This was the second of four huts on Maine Huts and Trails network of trails and it is situated very close to a gorgeous lake. The fall colors were at peak when we were there. I had never heard of Maine Huts and Trails (a small non-profit organization) and likely would not have if we had not traveled with an organized group for a three-day hut to hut experience. Although they are called huts, I would call them lodges. There is a large main area with showers, compostable toilets, a kitchen, and shared dining and living room space. There is a pack-in, pack-out policy. There are no electrical outlets or cell service, so you are off the grid.
The bunkhouses are shared and each one accommodates up to eight people.
When it is open and staffed, meals are provided, and the food is good. Dietary needs are taken into account.
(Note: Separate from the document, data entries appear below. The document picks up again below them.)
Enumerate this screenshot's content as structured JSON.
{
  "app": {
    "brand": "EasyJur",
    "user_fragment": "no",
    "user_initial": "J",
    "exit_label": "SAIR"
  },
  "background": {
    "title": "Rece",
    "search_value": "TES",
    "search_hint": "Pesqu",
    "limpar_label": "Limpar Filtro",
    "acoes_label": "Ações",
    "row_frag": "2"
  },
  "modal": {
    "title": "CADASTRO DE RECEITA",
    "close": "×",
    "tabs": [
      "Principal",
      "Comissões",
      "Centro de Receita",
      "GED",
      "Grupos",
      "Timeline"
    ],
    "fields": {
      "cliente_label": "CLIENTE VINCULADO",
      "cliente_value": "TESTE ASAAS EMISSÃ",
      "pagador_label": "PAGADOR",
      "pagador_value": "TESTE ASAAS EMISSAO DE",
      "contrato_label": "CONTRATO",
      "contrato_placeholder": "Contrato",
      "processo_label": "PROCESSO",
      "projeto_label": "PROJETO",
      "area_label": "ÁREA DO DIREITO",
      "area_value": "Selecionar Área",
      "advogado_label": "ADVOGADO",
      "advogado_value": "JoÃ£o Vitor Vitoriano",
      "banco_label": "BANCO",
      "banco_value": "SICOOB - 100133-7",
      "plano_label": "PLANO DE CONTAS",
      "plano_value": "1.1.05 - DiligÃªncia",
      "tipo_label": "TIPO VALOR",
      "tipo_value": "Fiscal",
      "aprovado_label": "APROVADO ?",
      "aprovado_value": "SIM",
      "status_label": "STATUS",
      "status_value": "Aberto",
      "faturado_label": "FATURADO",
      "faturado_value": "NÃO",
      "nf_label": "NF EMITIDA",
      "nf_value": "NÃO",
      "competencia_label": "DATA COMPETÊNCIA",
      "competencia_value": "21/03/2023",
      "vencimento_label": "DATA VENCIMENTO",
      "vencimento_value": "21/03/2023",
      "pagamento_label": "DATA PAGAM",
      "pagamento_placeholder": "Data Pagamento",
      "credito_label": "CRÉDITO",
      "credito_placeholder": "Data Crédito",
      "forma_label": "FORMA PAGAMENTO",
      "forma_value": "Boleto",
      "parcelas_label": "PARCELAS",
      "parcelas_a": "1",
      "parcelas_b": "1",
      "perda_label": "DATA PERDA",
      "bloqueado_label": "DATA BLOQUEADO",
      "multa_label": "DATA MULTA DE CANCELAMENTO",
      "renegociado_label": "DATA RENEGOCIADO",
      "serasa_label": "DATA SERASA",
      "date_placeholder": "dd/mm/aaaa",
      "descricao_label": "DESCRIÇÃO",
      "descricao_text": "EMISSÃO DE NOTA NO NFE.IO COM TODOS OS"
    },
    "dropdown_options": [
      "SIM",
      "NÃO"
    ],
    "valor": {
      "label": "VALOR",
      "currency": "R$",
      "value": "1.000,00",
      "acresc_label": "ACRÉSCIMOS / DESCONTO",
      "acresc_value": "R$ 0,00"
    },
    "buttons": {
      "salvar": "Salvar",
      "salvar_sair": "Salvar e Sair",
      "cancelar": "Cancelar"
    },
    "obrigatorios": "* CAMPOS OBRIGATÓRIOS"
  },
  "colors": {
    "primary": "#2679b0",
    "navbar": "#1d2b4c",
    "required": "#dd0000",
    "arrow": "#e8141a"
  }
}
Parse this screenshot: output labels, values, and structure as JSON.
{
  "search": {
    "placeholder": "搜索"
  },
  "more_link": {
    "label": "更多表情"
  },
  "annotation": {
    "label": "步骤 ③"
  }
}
Now for the bad news: One of the four huts (Poplar Stream) has already temporarily closed and all the huts are in jeopardy of not operating during the winter due to a severe financial shortfall. The catch 22 is that they likely do not have money for advertising so very few people know about them. I’m hopeful that by spreading the word on The Dyrt, more people will discover how beautiful they are, become members, donate to them, volunteer, and/or hopefully enjoy time spent in one of the huts.